However, the U.S. President Donald Trump’s decision to withdraw from the Iran nuclear deal and threat to impose sanctions against the Middle-East nation has cast a shadow over all the promising prospects. Trump said his decisions resulted from Iran's ballistic missile programs and the nation’s so-called "support for terrorism," and that the moves aim to safeguard the interests of its own and its allies of Israel and Saudi Arabia.

Is the international community ready to say goodbye to the Iran nuclear deal? Can the Middle East rely on "cold peace" under the influence of external hegemony? The answer does not look optimistic.

Since the Cold War, major powers in the Middle East have developed their respective nuclear weapons programs. Former U.S. president Barack Obama held high the banner of building a "nuclear-free world" and made full use of the rare opportunity when Iran was troubled by both domestic economy and foreign military threats to promote and eventually sign the Iran nuclear deal, which restricted Iran’s nuclear weapons development plan.

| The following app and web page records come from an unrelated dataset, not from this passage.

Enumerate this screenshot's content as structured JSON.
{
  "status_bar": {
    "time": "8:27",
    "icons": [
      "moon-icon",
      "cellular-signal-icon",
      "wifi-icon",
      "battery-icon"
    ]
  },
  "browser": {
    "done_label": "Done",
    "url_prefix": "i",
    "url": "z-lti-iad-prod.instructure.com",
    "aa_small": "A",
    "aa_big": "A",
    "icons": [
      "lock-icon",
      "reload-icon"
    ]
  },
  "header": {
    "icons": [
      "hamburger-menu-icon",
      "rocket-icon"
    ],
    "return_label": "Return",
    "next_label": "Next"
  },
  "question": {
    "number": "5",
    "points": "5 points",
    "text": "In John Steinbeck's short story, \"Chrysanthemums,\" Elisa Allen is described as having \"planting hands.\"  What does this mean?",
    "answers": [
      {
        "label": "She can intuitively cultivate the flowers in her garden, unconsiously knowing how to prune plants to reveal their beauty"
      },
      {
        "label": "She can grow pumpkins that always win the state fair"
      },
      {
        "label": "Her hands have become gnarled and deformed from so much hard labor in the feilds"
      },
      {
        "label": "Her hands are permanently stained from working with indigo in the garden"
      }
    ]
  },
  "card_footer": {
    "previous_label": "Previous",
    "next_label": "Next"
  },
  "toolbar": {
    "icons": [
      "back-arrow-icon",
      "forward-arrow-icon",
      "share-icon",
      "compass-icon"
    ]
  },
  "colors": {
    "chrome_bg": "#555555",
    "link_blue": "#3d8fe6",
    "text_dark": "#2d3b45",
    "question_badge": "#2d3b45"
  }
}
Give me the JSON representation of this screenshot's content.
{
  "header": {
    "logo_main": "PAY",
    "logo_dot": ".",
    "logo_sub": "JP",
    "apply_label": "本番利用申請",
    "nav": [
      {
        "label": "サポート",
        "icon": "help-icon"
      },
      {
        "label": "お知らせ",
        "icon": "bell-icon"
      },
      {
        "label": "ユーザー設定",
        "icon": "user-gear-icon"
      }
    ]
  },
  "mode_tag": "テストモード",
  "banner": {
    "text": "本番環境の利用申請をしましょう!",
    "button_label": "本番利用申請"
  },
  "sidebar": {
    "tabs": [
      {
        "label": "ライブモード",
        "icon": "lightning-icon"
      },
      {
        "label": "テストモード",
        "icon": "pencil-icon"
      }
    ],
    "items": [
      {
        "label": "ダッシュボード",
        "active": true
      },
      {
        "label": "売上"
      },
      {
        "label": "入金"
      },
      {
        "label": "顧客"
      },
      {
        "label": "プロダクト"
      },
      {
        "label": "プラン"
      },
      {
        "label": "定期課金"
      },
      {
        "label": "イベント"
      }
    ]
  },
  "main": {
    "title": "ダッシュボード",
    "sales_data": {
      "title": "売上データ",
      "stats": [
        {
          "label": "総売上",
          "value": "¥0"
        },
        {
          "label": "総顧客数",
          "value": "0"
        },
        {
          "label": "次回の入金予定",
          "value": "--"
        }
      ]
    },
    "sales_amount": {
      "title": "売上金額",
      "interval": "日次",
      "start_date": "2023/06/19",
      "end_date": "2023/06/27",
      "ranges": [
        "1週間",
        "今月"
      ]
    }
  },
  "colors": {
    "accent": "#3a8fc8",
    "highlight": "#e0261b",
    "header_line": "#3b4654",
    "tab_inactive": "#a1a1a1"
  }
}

But it didn’t exert control over Iran’s ballistic missile technology and its regional military activities. At the same time, thanks to the lifting of sanctions, Iran’s oil dollar has increased rapidly, contributing to both economic and social development, as well as the advance of military technology and the fund to support armed activities in the region. The expansion of Iran’s forces in the region has made Israel and Saudi Arabia uneasy. 

Since his presidency campaign, Trump has chastised the Iran nuclear deal. Over the past 40 years, it has almost become a tradition for the U.S. to suppress against Iran in its foreign policies. Objectively speaking, the Iran nuclear deal is an "interlude." Trump is simply loyal to his allies, his own interests and values. The withdrawal can be seen as the return of the tradition of the U.S. policy.

The International Atomic Energy Agency (IAEA) has repeatedly testified that Iran has not violated any obligations of the nuclear deal. It is the U.S. that has went against the spirit of contract and challenged the rule-based international order.

Moreover, not only Iran's related entities and industries will suffer a heavy blow from the sanction, but all third-country entities associated with Iran will also be affected. Even the EU, the U.S. closest ally, failed to change the sanction or ease nervous minds in the market after rounds of negotiation with the U.S., which threats to introduce anti-sanction measures. 

Britain, France, Germany, Russia and China have all expressed hopes that Iran can deal with the situation in a calm way and do not rashly restart its nuclear activities to avoid the final collapse of the deal. However, Iran has remained a tough stance since its own interests have been badly damaged.

As time goes by, the balancing policies each party can adopt will decrease, and the space left to negotiations fades away. Although we do not wish for it, the possibility to wave goodbye to the Iran nuclear deal is on the rise.

I hope that all countries will exert all political wisdom to deal with this matter. After all, we are not ready to face a Middle East and a world without an Iran nuclear deal.

 

 

 

Li Zixin is a Research Assistant at China Institute of International Studies.


 

Source: Asia Pacific Daily, July 18, 2018.

https://www.apdnews.com/top-news/865517.html